YOUR OBJECTIVE:
How many of the lines in the data contain "with"? Give only the number.

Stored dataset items
++++

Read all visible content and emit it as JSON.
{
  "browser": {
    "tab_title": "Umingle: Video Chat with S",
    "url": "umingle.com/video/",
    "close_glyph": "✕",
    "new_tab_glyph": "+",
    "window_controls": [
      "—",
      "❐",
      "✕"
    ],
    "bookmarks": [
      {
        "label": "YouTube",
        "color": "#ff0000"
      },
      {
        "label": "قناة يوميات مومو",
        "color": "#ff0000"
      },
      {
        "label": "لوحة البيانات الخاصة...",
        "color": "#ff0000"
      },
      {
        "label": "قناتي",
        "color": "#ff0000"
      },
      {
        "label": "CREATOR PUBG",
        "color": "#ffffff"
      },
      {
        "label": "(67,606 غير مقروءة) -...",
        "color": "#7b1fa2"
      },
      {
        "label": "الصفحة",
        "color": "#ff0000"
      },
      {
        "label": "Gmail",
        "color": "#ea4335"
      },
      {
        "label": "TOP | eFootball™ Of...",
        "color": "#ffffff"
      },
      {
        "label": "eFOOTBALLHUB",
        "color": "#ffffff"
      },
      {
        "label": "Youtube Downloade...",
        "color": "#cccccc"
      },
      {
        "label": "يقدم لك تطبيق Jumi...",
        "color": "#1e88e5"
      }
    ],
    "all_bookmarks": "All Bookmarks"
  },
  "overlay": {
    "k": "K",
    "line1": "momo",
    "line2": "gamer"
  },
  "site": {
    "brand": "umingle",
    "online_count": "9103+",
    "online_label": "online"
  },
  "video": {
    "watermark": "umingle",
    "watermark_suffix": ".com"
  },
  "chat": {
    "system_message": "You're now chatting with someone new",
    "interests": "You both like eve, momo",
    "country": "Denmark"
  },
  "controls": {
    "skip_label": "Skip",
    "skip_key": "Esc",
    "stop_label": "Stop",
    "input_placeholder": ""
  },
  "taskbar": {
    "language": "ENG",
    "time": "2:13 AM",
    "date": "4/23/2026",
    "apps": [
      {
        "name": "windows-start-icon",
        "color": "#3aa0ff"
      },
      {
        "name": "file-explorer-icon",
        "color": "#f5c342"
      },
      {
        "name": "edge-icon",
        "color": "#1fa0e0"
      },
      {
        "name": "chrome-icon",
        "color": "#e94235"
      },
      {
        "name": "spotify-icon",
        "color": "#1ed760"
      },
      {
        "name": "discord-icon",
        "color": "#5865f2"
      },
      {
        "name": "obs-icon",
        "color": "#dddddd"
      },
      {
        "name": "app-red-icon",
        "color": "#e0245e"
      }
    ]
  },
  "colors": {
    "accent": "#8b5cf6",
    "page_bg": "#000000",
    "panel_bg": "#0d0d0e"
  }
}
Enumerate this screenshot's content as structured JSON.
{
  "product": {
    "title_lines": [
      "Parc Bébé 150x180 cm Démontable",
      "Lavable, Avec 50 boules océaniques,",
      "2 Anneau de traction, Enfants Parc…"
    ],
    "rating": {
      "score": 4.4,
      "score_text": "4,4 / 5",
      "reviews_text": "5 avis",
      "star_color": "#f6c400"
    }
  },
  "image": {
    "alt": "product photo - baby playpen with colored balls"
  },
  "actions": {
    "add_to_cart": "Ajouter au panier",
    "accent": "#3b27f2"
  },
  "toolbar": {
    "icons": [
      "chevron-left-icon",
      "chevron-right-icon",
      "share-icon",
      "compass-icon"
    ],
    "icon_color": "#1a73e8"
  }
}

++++

REPLY:
3